Was very pleased to receive letter from you also the good news regarding Geo.  Where is he now etc.  Can you give me his address altho at present time I shall not be able to write regularly.  Sorry to hear death of our ole friend Mr. Bottomley.  Hope Elsie H is getting alright again.  What about the Head Prefect I suppose you are quite a busy person now a-days Gladys.  You seem to have been enjoying yourselves OK.  Have you dropped your hair again now.  We are very busy and are likely to be until Xmas.  We are going in dugouts again today and are expecting having an exciting time.  I cannot say more at the present.

I see the new taxes are going to make people much more economical.  Look after old Turk.  Sorry we have given him such a name but hope Turkey will be ours soon.  Our lads are in fine trim.  Suppose Will will be very busy now.  Remember me to all enquiring friends

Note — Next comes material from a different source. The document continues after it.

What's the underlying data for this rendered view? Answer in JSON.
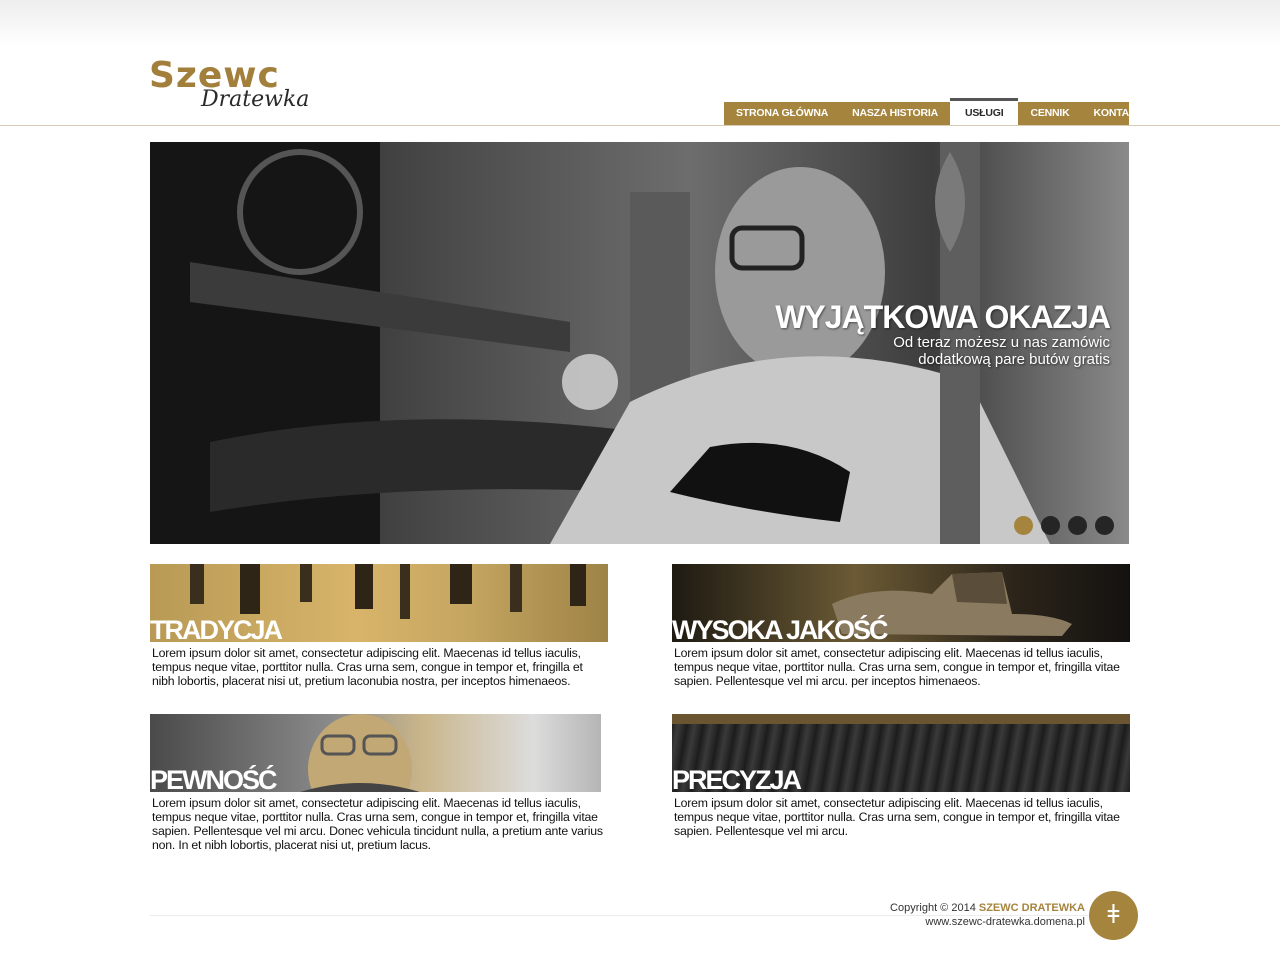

Fred

La Burg

F Hammond letter 20 Sept 15

62210 RE

HQ 28 I B

9th Sco Div

Just before Loos About 20 Septr 1915

 

Dear Mar & Pa

I received your cigs & letter OK about a week ago.  We were on the move when I got your parcel but we are now settled down to the trenches again but a little further South this time.  The country is more hilly round here and I may say things are more lively.  I am on night duty spending my time in the cellar of a shop which Geo was formerly acquainted with.  The people have flown leaving all sorts of concoctions behind.  No doubt Geo would know what is in them but I think many bottles have been mixed by amateurs or by amateur comedians.  The weather has been very wet since we came up here but fortunately is has been better today.  We had a Allegmane aeroplane over today.  It was quite exciting to see him hovering over our heads with the anti aerocraft guns potting away at him.  Anyway they made him retired altho they didn’t hit him tho I must say he was a very plucky man.  I received the Roll of Honour Book Par sent.  I was quite surprised to see so many names I knew.  I suppose that would be Jim Hopkinson in the 13th Sig Co of course.  My real address is 62210 RE 4 Sec 9th Sig Co but the quickest way for a letter is how I had addressed it on opposite page.  I have dropped lucky for a bed this time in a little room over un estaminet otherwise a beer house.  I have only to come down stairs & there you are of course it’s only my kid mentioning beer houses.  We are only allowed to be served between the hours of 11am to 1 pm & 6 pm to 8 PM so you see there is not much chance of the lads running wild in fact I have never seen a soldier drunk over here.  The landlord reckons he is selling English Beer.  He has a Bass advert on the wall but I am more inclined to think it is brewed nearer La Basse than Burton.  If you wish to try one it costs you 4d so you can imagine why Tommy is very sober out here.

I do not know what sort of a person the Frenchman is in Paris or the South of France but I may tell you they are all on the make haste where Tommy is.  Fortunately there is a Coffee Stall just across the road here and you can get things very reasonable.  Only wish there were more places of sort.  You can get 2 slices of bread & butter for a penny whereas if you go across to any estaminet it’s 2d for 1 slice.  I hope you will excuse me giving you the idea of the French but that is the general idea Tommy has of them.  Some of them are pretty decent but they are few and far between.  Well I hope Mar’s cold is OK by now & that business is pretty good with Par.  Suppose Gladys is back again now.  Have you found my dog yet?  We are expecting things to be exciting before long.  So bye bye for present  Fred